On “Real” Devaluations
When we look back at the last several years of financial history there are two currency devaluations that stand out relative to all others in significance. The first is the devaluation of pound relative to the dollar that took the pound down in nominal terms by about 35% from 2008-2009. The second is the devaluation of the yen which took it down by about 39% in nominal terms relative to the dollar from 2011 to today. In the case of the pound, our PPP metric indicated that the pound was overvalued by about 20% in 2007 and then progressed to being undervalued by nearly 18%, for a 38% swing (chart 4). In the case of the yen, our PPP metric had it being overvalued by about 13% to being undervalued by about 32%, for a 45% swing (chart 5). Now that is what you call devaluation! If the yuan were to stage a repeat of either of these it would be falling from about 15% overvalued to about 15-25% undervalued based on the PPP method. It would have a long way to go. Indeed, even the euro’s weakness has not been on par with the devaluation of either the pound or the yen. From a PPP perspective it was overvalued relative to the dollar by about 10% in 2014 and is now undervalued by 13%, for a 23% swing (chart 6). That meager 23% swing clearly has not been enough to get the fledgling euro zone back on its feet.

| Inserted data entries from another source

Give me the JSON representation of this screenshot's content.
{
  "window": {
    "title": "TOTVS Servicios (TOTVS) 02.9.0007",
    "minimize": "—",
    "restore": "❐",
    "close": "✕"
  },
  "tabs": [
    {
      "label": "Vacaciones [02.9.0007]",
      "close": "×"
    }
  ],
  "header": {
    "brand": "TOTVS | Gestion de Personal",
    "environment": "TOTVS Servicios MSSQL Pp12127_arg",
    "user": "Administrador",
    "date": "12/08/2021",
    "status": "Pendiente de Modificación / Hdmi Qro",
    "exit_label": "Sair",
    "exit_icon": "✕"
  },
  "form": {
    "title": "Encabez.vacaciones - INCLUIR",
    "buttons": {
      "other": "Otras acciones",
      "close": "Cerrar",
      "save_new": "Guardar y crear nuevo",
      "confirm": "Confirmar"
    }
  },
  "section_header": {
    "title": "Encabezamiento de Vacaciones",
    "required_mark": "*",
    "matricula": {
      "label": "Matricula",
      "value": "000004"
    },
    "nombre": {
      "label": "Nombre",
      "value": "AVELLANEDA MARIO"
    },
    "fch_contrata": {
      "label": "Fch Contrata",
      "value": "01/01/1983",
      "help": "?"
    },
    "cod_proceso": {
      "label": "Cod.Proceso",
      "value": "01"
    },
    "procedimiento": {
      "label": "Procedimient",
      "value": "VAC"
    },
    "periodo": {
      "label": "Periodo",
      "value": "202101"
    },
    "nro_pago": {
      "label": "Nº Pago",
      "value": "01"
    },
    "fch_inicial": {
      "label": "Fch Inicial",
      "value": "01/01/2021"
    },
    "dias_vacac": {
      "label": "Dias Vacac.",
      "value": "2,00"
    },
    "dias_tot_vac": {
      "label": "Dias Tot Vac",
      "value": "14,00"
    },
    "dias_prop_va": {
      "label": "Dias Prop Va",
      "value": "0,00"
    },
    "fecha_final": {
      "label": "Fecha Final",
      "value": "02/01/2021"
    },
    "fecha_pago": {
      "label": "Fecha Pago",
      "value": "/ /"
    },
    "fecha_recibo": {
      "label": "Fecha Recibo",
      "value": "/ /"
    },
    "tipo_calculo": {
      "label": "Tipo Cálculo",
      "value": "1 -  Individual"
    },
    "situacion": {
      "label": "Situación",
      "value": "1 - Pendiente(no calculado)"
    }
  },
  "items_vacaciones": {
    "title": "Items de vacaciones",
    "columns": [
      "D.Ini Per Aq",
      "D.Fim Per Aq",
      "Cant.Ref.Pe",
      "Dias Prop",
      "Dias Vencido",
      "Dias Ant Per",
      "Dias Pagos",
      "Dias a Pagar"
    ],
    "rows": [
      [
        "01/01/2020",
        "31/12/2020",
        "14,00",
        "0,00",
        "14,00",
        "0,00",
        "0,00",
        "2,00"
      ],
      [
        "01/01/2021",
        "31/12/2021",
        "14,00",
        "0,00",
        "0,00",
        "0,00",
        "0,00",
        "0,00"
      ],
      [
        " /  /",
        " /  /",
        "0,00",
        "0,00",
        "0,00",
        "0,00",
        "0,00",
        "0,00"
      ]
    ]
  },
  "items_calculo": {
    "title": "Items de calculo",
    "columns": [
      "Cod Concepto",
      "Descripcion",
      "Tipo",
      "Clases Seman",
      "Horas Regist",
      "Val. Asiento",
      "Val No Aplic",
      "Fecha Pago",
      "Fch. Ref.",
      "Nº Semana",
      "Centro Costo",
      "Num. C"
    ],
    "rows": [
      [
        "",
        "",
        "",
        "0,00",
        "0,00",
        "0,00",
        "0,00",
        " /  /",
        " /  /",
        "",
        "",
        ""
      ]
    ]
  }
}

On the Great Chinese Rebalance:
By assessing the most blunt economic measures, it is clear that the China has begun the long process of rebalancing its economy from an investment led model to more of a consumption led model. The share of investment as a percent of GDP has fallen from a peak of 48% to 46% while the share of consumption has risen from a trough of 36% to 38% (chart 7). Eventually the share of investment should fall to around 35% while the share of consumption should rise to closer to 50% if China is to be more in line with its EM peers, which means there is still a long way and a lot of reforms to go. Additionally, the current account surplus as a percent of GDP has fallen from 10% to 2% since 2007, indicating a substantial lessening in China’s mercantilist ways (chart 8). Compare China’s effort to rebalance its economy to Germany’s effort and one can easily see the difference. Germany, the mercantilist of mercantilists, has done the opposite of China and continues to post higher and higher current account surpluses and is on its way to 10% of GDP (chart 9). These results have not come easy and we doubt China would change gears after the clear direction has been set. Indeed we are not sure China has much of a choice in the matter as debt sustainability becomes ever more of an issue the longer this rebalancing process takes.

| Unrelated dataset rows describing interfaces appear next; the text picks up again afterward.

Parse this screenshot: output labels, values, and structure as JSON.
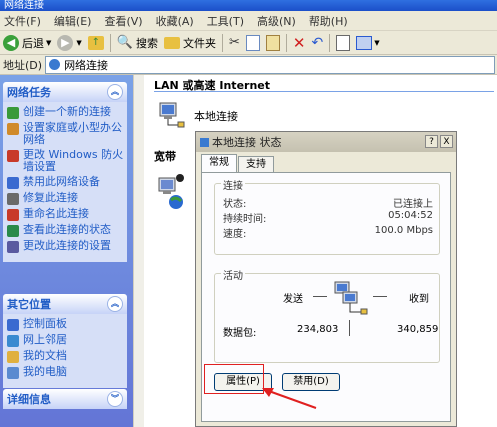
{
  "window": {
    "title": "网络连接"
  },
  "menu": [
    "文件(F)",
    "编辑(E)",
    "查看(V)",
    "收藏(A)",
    "工具(T)",
    "高级(N)",
    "帮助(H)"
  ],
  "toolbar": {
    "back": "后退",
    "search": "搜索",
    "folders": "文件夹"
  },
  "address": {
    "label": "地址(D)",
    "value": "网络连接"
  },
  "network_tasks": {
    "title": "网络任务",
    "items": [
      {
        "label": "创建一个新的连接",
        "icon": "new-connection-icon",
        "color": "#3a9a3a"
      },
      {
        "label": "设置家庭或小型办公网络",
        "icon": "home-network-icon",
        "color": "#d08a2a"
      },
      {
        "label": "更改 Windows 防火墙设置",
        "icon": "firewall-icon",
        "color": "#c83a2a"
      },
      {
        "label": "禁用此网络设备",
        "icon": "disable-device-icon",
        "color": "#3a6ad0"
      },
      {
        "label": "修复此连接",
        "icon": "repair-icon",
        "color": "#6a6a6a"
      },
      {
        "label": "重命名此连接",
        "icon": "rename-icon",
        "color": "#c83a2a"
      },
      {
        "label": "查看此连接的状态",
        "icon": "status-icon",
        "color": "#2a8a4a"
      },
      {
        "label": "更改此连接的设置",
        "icon": "settings-icon",
        "color": "#5a5aa0"
      }
    ]
  },
  "other_places": {
    "title": "其它位置",
    "items": [
      {
        "label": "控制面板",
        "icon": "control-panel-icon",
        "color": "#3a6ad0"
      },
      {
        "label": "网上邻居",
        "icon": "network-places-icon",
        "color": "#3a8ad0"
      },
      {
        "label": "我的文档",
        "icon": "my-documents-icon",
        "color": "#e0b040"
      },
      {
        "label": "我的电脑",
        "icon": "my-computer-icon",
        "color": "#5a8ad0"
      }
    ]
  },
  "details": {
    "title": "详细信息"
  },
  "main": {
    "lan_header": "LAN 或高速 Internet",
    "local_connection": "本地连接",
    "broadband_header": "宽带"
  },
  "dialog": {
    "title": "本地连接 状态",
    "help": "?",
    "close": "X",
    "tabs": [
      "常规",
      "支持"
    ],
    "connection_group": "连接",
    "status_label": "状态:",
    "status_value": "已连接上",
    "duration_label": "持续时间:",
    "duration_value": "05:04:52",
    "speed_label": "速度:",
    "speed_value": "100.0 Mbps",
    "activity_group": "活动",
    "sent_label": "发送",
    "received_label": "收到",
    "packets_label": "数据包:",
    "packets_sent": "234,803",
    "packets_received": "340,859",
    "properties_button": "属性(P)",
    "disable_button": "禁用(D)"
  },
  "colors": {
    "accent": "#215dc6",
    "highlight": "#e02020"
  }
}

One final point that many others including my colleagues at Gavekal have made, is that China has its sights set on inclusion in the IMFs Special Drawing Rights (SDR) basket. However symbolic gaining inclusion would be, China clearly wants it. One of the prerequisites is that the yuan make progress towards a market oriented pricing mechanism rather than simply track the dollar and thus in effect increase the dollar’s weight in the SDR basket.
Contrary to public opinion, we think the yuan is probably a bit overvalued at the moment and that a more market driven pricing mechanism of the yuan correctly moved it lower. This small step to liberalize the exchange rate and provide holders of capital a clearer price for China’s external cost of money is another small step that will eventually lead to improved allocation of capital in the country. Given China’s stated goals to rebalance its economy and gain inclusion into the SDR basket we think the probability of a pound or yen style devaluation is probably overstated by the market.